Today, at the Changing Lives Through Mobile Conference we heard from researchers, entrepreneurs and leaders working to increase access to mobile technology in emerging markets. While rates of cell phone ownership have grown exponentially over the last decade, in developing countries there is still a significant gap in ownership for vulnerable group such as women, rural farmers and the urban poor.
The speakers today called for more resources targeted toward developing inclusive mobile technologies and showcased initiatives that have been working on these goals. We’ve distilled a few themes from today’s talks to apply to our own work:
- Efficiency: Ran Makavy, Growth Manager at Facebook, spoke about business’ responsibility to streamline their applications. Ran cited an example from one of Facebook’s application updates, which increased global internet usage by 5%. When considering resource-poor contexts, whether on a rural farm or in a poor inner-city, efficient design allows easier access to content and tools. Ran spoke about a new Facebook testing lab that allows developers to connect to networks in other countries. The developers can see in real-time and address any connectivity issues end users’ might experience.
- Experience: More attention should be directed toward the experience of accessing mobile services in emerging markets. From prepaid billing for utilities to mobile banking, user-centered design ensures that tools are actually helpful. Bolaji Akinboro of Cellulant, a Nigerian mobile commerce network, described a mobile system by which people are able to pay day to day for utilities according to their capabilities and needs.

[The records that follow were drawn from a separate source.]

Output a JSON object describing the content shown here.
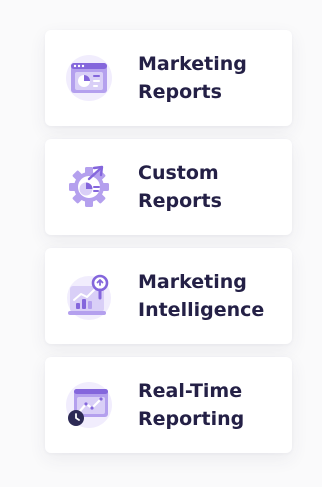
{
  "menu": {
    "items": [
      {
        "line1": "Marketing",
        "line2": "Reports",
        "icon": "report-dashboard-icon"
      },
      {
        "line1": "Custom",
        "line2": "Reports",
        "icon": "gear-chart-icon"
      },
      {
        "line1": "Marketing",
        "line2": "Intelligence",
        "icon": "magnifier-chart-icon"
      },
      {
        "line1": "Real-Time",
        "line2": "Reporting",
        "icon": "clock-chart-icon"
      }
    ]
  },
  "colors": {
    "text": "#242046",
    "icon_light": "#d9cff7",
    "icon_mid": "#b4a0ee",
    "icon_dark": "#8466dc",
    "card": "#ffffff",
    "background": "#fafafb"
  }
}
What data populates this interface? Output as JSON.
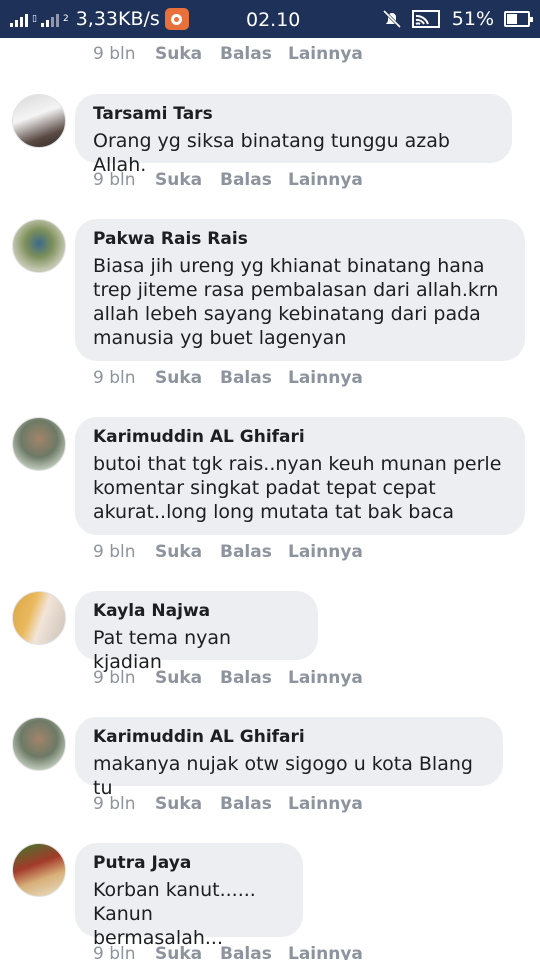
{
  "status_bar": {
    "network_label": "2",
    "data_speed": "3,33KB/s",
    "time": "02.10",
    "battery_percent": "51%",
    "battery_level": 0.51,
    "icons": [
      "signal-icon",
      "sim-icon",
      "recorder-icon",
      "mute-icon",
      "wifi-icon",
      "battery-icon"
    ]
  },
  "top_meta": {
    "age": "9 bln",
    "like": "Suka",
    "reply": "Balas",
    "more": "Lainnya"
  },
  "comments": [
    {
      "author": "Tarsami Tars",
      "text": "Orang yg siksa binatang tunggu azab Allah.",
      "age": "9 bln",
      "like": "Suka",
      "reply": "Balas",
      "more": "Lainnya"
    },
    {
      "author": "Pakwa Rais Rais",
      "text": "Biasa jih ureng yg khianat binatang hana\ntrep jiteme rasa pembalasan dari allah.krn\nallah lebeh sayang kebinatang dari pada\nmanusia yg buet lagenyan",
      "age": "9 bln",
      "like": "Suka",
      "reply": "Balas",
      "more": "Lainnya"
    },
    {
      "author": "Karimuddin AL Ghifari",
      "text": "butoi that tgk rais..nyan keuh munan perle\nkomentar singkat padat tepat cepat\nakurat..long long mutata tat bak baca",
      "age": "9 bln",
      "like": "Suka",
      "reply": "Balas",
      "more": "Lainnya"
    },
    {
      "author": "Kayla Najwa",
      "text": "Pat tema nyan kjadian",
      "age": "9 bln",
      "like": "Suka",
      "reply": "Balas",
      "more": "Lainnya"
    },
    {
      "author": "Karimuddin AL Ghifari",
      "text": "makanya nujak otw sigogo u kota Blang tu",
      "age": "9 bln",
      "like": "Suka",
      "reply": "Balas",
      "more": "Lainnya"
    },
    {
      "author": "Putra Jaya",
      "text": "Korban kanut......\nKanun bermasalah...",
      "age": "9 bln",
      "like": "Suka",
      "reply": "Balas",
      "more": "Lainnya"
    }
  ]
}
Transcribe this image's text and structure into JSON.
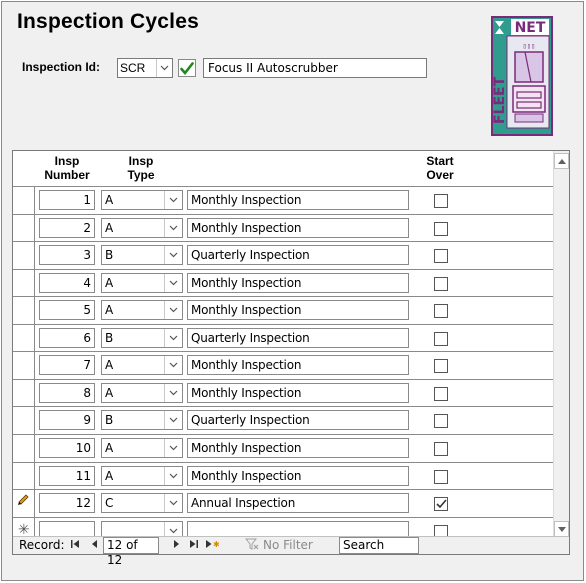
{
  "title": "Inspection Cycles",
  "inspection_id": {
    "label": "Inspection Id:",
    "value": "SCR",
    "description": "Focus II Autoscrubber"
  },
  "logo": {
    "top_text": "NET",
    "side_text": "FLEET"
  },
  "columns": {
    "number": [
      "Insp",
      "Number"
    ],
    "type": [
      "Insp",
      "Type"
    ],
    "start_over": [
      "Start",
      "Over"
    ]
  },
  "rows": [
    {
      "number": "1",
      "type": "A",
      "description": "Monthly Inspection",
      "start_over": false
    },
    {
      "number": "2",
      "type": "A",
      "description": "Monthly Inspection",
      "start_over": false
    },
    {
      "number": "3",
      "type": "B",
      "description": "Quarterly Inspection",
      "start_over": false
    },
    {
      "number": "4",
      "type": "A",
      "description": "Monthly Inspection",
      "start_over": false
    },
    {
      "number": "5",
      "type": "A",
      "description": "Monthly Inspection",
      "start_over": false
    },
    {
      "number": "6",
      "type": "B",
      "description": "Quarterly Inspection",
      "start_over": false
    },
    {
      "number": "7",
      "type": "A",
      "description": "Monthly Inspection",
      "start_over": false
    },
    {
      "number": "8",
      "type": "A",
      "description": "Monthly Inspection",
      "start_over": false
    },
    {
      "number": "9",
      "type": "B",
      "description": "Quarterly Inspection",
      "start_over": false
    },
    {
      "number": "10",
      "type": "A",
      "description": "Monthly Inspection",
      "start_over": false
    },
    {
      "number": "11",
      "type": "A",
      "description": "Monthly Inspection",
      "start_over": false
    },
    {
      "number": "12",
      "type": "C",
      "description": "Annual Inspection",
      "start_over": true
    }
  ],
  "new_row": {
    "number": "",
    "type": "",
    "description": "",
    "start_over": false
  },
  "navigation": {
    "record_label": "Record:",
    "position": "12 of 12",
    "filter_label": "No Filter",
    "search_placeholder": "Search"
  }
}
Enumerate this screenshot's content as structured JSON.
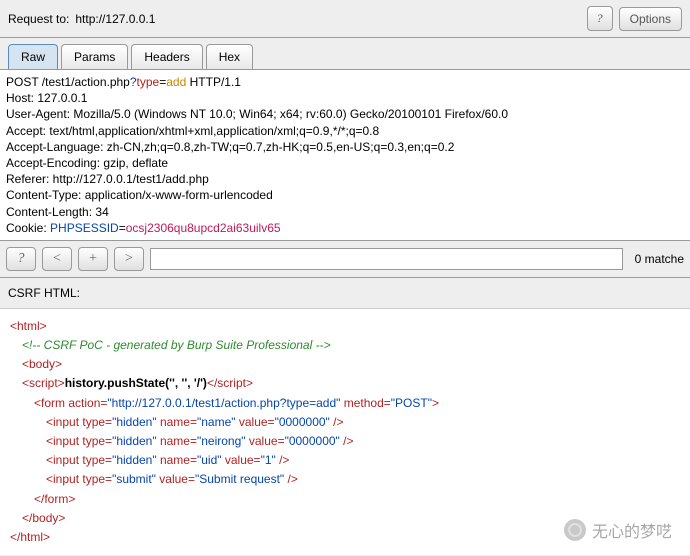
{
  "header": {
    "label": "Request to:",
    "url": "http://127.0.0.1",
    "help": "?",
    "options": "Options"
  },
  "tabs": [
    {
      "label": "Raw",
      "active": true
    },
    {
      "label": "Params",
      "active": false
    },
    {
      "label": "Headers",
      "active": false
    },
    {
      "label": "Hex",
      "active": false
    }
  ],
  "request": {
    "line1_a": "POST /test1/action.php",
    "line1_q": "?",
    "line1_type": "type",
    "line1_eq": "=",
    "line1_add": "add",
    "line1_b": " HTTP/1.1",
    "host": "Host: 127.0.0.1",
    "ua": "User-Agent: Mozilla/5.0 (Windows NT 10.0; Win64; x64; rv:60.0) Gecko/20100101 Firefox/60.0",
    "accept": "Accept: text/html,application/xhtml+xml,application/xml;q=0.9,*/*;q=0.8",
    "accept_lang": "Accept-Language: zh-CN,zh;q=0.8,zh-TW;q=0.7,zh-HK;q=0.5,en-US;q=0.3,en;q=0.2",
    "accept_enc": "Accept-Encoding: gzip, deflate",
    "referer": "Referer: http://127.0.0.1/test1/add.php",
    "ctype": "Content-Type: application/x-www-form-urlencoded",
    "clen": "Content-Length: 34",
    "cookie_a": "Cookie: ",
    "cookie_b": "PHPSESSID",
    "cookie_eq": "=",
    "cookie_c": "ocsj2306qu8upcd2ai63uilv65"
  },
  "search": {
    "help": "?",
    "prev": "<",
    "add": "+",
    "next": ">",
    "value": "",
    "matches": "0 matche"
  },
  "csrf_label": "CSRF HTML:",
  "poc": {
    "html_open": "<html>",
    "comment": "<!-- CSRF PoC - generated by Burp Suite Professional -->",
    "body_open": "<body>",
    "script_open": "<script>",
    "script_content": "history.pushState('', '', '/')",
    "script_close": "</script>",
    "form_open_a": "<form",
    "form_action_n": " action=",
    "form_action_v": "\"http://127.0.0.1/test1/action.php?type=add\"",
    "form_method_n": " method=",
    "form_method_v": "\"POST\"",
    "form_open_b": ">",
    "inputs": [
      {
        "type": "\"hidden\"",
        "name": "\"name\"",
        "value": "\"0000000\""
      },
      {
        "type": "\"hidden\"",
        "name": "\"neirong\"",
        "value": "\"0000000\""
      },
      {
        "type": "\"hidden\"",
        "name": "\"uid\"",
        "value": "\"1\""
      },
      {
        "type": "\"submit\"",
        "name": null,
        "value": "\"Submit request\""
      }
    ],
    "input_tag": "<input",
    "type_attr": " type=",
    "name_attr": " name=",
    "value_attr": " value=",
    "close_self": " />",
    "form_close": "</form>",
    "body_close": "</body>",
    "html_close": "</html>"
  },
  "watermark": "无心的梦呓"
}
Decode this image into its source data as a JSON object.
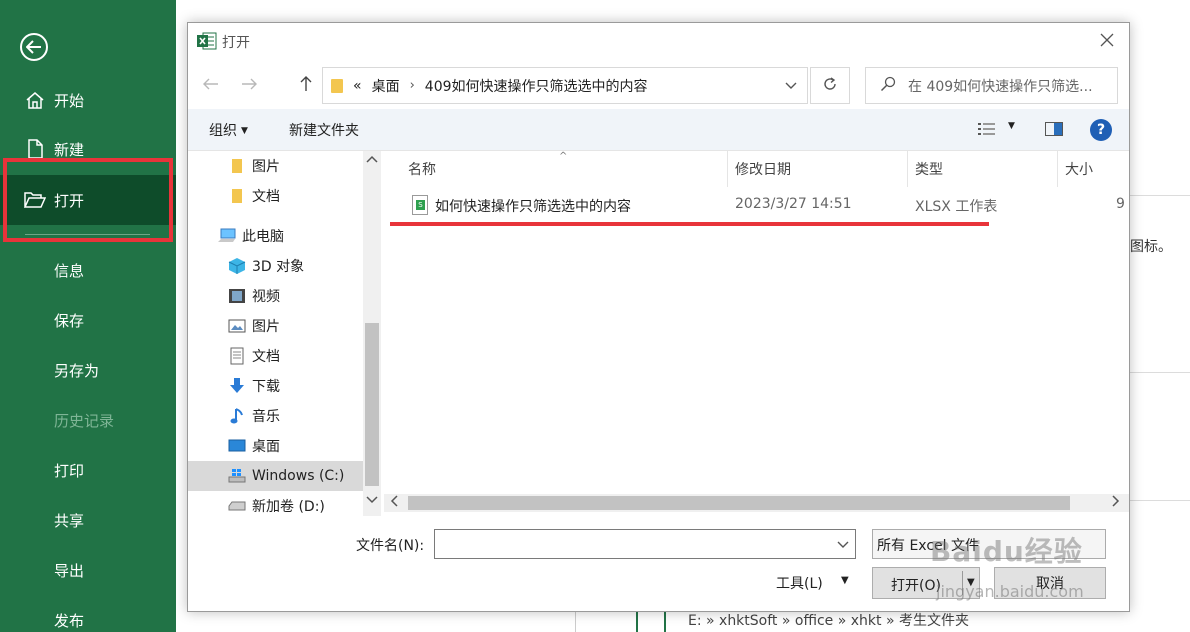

- Aggregate demand: Similar to the concept of collective impact, Chris Burns of USAID’s Mobile Access Team described a system through which service providers and public institutions invest in infrastructure and education. If these systems are robust, demand for and accessibility of services can grow sustainably.
- Teach others: The final theme highlighted throughout the conference was the need for technologies to be open source. If innovations are shared, they can be replicated. Similar to the work we’ve seen from the Cities of Service Blueprints, OpenPlans’ platform and even NYC’s Open Data initiative, sharing technology and resources allows for rapid response to local problems.
While the conference was focused on mobile technology in emerging countries, we believe that these principles can be applied to most public systems and social impact work. Building programs that run well, designed with end users’ in mind, and leveraged by robust infrastructure is an excellent combination for any GAIN initiative. We’ll be keeping these takeaways in mind as we work on our own projects to build effective GAINtechnologies, no matter where our users might be.
Photo by CGIAR Climate.
Leave a Reply
You must be logged in to post a comment.